→ Data extracts:
Content starts

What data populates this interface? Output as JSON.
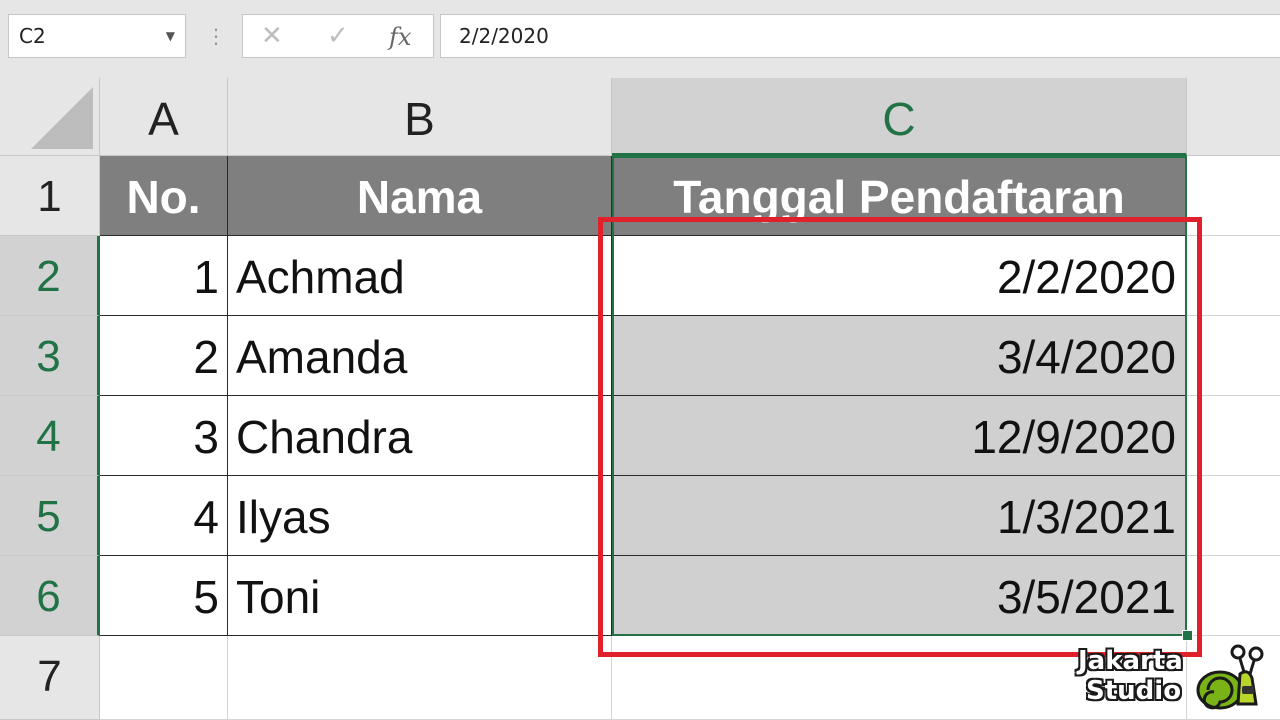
{
  "formula_bar": {
    "name_box": "C2",
    "formula_value": "2/2/2020",
    "cancel_symbol": "✕",
    "enter_symbol": "✓",
    "fx_symbol": "fx"
  },
  "columns": [
    "A",
    "B",
    "C"
  ],
  "rows": [
    "1",
    "2",
    "3",
    "4",
    "5",
    "6",
    "7"
  ],
  "table": {
    "headers": [
      "No.",
      "Nama",
      "Tanggal Pendaftaran"
    ],
    "records": [
      {
        "no": "1",
        "nama": "Achmad",
        "tanggal": "2/2/2020"
      },
      {
        "no": "2",
        "nama": "Amanda",
        "tanggal": "3/4/2020"
      },
      {
        "no": "3",
        "nama": "Chandra",
        "tanggal": "12/9/2020"
      },
      {
        "no": "4",
        "nama": "Ilyas",
        "tanggal": "1/3/2021"
      },
      {
        "no": "5",
        "nama": "Toni",
        "tanggal": "3/5/2021"
      }
    ]
  },
  "colors": {
    "selection": "#217346",
    "highlight_box": "#e0202b",
    "header_fill": "#7f7f7f",
    "selected_fill": "#d0d0d0"
  },
  "logo": {
    "line1": "Jakarta",
    "line2": "Studio"
  }
}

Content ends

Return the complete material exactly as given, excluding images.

What data populates this interface? Output as JSON.
{
  "formula_bar": {
    "name_box": "C2",
    "formula_value": "2/2/2020",
    "cancel_symbol": "✕",
    "enter_symbol": "✓",
    "fx_symbol": "fx"
  },
  "columns": [
    "A",
    "B",
    "C"
  ],
  "rows": [
    "1",
    "2",
    "3",
    "4",
    "5",
    "6",
    "7"
  ],
  "table": {
    "headers": [
      "No.",
      "Nama",
      "Tanggal Pendaftaran"
    ],
    "records": [
      {
        "no": "1",
        "nama": "Achmad",
        "tanggal": "2/2/2020"
      },
      {
        "no": "2",
        "nama": "Amanda",
        "tanggal": "3/4/2020"
      },
      {
        "no": "3",
        "nama": "Chandra",
        "tanggal": "12/9/2020"
      },
      {
        "no": "4",
        "nama": "Ilyas",
        "tanggal": "1/3/2021"
      },
      {
        "no": "5",
        "nama": "Toni",
        "tanggal": "3/5/2021"
      }
    ]
  },
  "colors": {
    "selection": "#217346",
    "highlight_box": "#e0202b",
    "header_fill": "#7f7f7f",
    "selected_fill": "#d0d0d0"
  },
  "logo": {
    "line1": "Jakarta",
    "line2": "Studio"
  }
}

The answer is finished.